◆ WHAT THE TASK REQUIRES ◆
What you give back should be only the lines from the one holding "What data populates" through the final line of the records, each reproduced exactly.

◆ RECORDS FOR THIS EXERCISE ◆
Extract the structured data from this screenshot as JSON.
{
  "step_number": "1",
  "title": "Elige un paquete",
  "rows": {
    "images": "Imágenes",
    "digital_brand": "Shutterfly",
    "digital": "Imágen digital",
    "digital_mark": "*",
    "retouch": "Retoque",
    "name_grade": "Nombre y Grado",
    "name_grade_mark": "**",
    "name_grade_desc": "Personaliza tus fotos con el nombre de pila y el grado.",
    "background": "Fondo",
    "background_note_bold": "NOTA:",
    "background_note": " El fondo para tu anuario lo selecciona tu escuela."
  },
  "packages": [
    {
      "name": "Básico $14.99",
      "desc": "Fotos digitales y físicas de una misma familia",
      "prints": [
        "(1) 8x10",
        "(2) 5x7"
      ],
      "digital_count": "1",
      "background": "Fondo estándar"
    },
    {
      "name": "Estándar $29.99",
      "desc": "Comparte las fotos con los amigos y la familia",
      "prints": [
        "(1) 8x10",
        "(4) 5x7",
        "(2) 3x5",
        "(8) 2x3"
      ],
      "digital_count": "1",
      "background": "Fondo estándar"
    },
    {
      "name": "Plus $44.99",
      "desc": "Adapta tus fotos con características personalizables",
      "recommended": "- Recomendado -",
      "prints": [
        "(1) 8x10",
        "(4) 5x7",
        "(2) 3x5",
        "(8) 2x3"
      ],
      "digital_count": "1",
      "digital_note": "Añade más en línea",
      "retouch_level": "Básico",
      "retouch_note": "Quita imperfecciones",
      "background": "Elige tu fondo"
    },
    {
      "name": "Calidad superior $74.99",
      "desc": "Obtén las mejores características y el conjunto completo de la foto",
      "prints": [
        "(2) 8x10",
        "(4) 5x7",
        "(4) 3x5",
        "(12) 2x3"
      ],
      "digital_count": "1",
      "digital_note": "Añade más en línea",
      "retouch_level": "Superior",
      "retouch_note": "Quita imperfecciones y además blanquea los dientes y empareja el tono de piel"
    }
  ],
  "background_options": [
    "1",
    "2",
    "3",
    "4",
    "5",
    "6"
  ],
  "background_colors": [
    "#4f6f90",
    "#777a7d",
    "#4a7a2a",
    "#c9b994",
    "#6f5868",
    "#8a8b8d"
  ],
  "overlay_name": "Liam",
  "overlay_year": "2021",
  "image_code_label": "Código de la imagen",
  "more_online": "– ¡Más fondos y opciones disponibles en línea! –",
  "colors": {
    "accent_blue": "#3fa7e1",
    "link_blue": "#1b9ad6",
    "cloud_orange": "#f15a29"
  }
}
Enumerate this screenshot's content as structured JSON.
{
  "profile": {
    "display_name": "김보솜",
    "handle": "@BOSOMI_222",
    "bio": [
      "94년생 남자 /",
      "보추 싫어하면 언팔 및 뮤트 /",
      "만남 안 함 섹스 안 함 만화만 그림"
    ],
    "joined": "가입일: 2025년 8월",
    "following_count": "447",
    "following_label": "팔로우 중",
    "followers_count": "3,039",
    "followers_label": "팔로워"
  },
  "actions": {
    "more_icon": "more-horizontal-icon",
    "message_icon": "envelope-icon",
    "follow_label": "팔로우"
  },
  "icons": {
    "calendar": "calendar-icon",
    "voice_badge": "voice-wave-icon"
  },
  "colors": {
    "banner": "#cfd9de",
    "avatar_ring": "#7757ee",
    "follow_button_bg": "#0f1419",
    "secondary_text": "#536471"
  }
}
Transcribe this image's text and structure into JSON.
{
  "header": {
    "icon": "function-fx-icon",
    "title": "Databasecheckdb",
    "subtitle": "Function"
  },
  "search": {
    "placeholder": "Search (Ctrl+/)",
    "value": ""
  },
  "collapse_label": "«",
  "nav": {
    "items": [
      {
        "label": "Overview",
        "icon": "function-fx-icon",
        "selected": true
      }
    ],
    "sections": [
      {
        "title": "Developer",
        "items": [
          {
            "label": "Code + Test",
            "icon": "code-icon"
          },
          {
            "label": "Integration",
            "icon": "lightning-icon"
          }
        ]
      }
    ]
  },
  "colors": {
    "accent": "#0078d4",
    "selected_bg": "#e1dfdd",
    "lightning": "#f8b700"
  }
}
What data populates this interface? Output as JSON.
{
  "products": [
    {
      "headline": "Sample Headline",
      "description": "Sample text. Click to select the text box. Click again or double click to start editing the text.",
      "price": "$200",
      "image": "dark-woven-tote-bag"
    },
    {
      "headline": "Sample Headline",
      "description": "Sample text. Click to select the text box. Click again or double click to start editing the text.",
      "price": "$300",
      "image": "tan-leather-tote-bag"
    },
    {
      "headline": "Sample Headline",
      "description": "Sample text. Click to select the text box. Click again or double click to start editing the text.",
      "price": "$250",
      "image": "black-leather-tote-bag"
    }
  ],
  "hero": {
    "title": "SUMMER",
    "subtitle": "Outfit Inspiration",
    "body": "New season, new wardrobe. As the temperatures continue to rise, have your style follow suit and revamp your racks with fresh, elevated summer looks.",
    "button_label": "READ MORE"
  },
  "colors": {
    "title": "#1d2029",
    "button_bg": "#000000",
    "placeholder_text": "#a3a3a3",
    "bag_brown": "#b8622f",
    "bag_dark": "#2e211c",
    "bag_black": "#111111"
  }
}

◆ SOLUTION BELOW ◆
What data populates this interface? Output as JSON.
{
  "products": [
    {
      "headline": "Sample Headline",
      "description": "Sample text. Click to select the text box. Click again or double click to start editing the text.",
      "price": "$200",
      "image": "dark-woven-tote-bag"
    },
    {
      "headline": "Sample Headline",
      "description": "Sample text. Click to select the text box. Click again or double click to start editing the text.",
      "price": "$300",
      "image": "tan-leather-tote-bag"
    },
    {
      "headline": "Sample Headline",
      "description": "Sample text. Click to select the text box. Click again or double click to start editing the text.",
      "price": "$250",
      "image": "black-leather-tote-bag"
    }
  ],
  "hero": {
    "title": "SUMMER",
    "subtitle": "Outfit Inspiration",
    "body": "New season, new wardrobe. As the temperatures continue to rise, have your style follow suit and revamp your racks with fresh, elevated summer looks.",
    "button_label": "READ MORE"
  },
  "colors": {
    "title": "#1d2029",
    "button_bg": "#000000",
    "placeholder_text": "#a3a3a3",
    "bag_brown": "#b8622f",
    "bag_dark": "#2e211c",
    "bag_black": "#111111"
  }
}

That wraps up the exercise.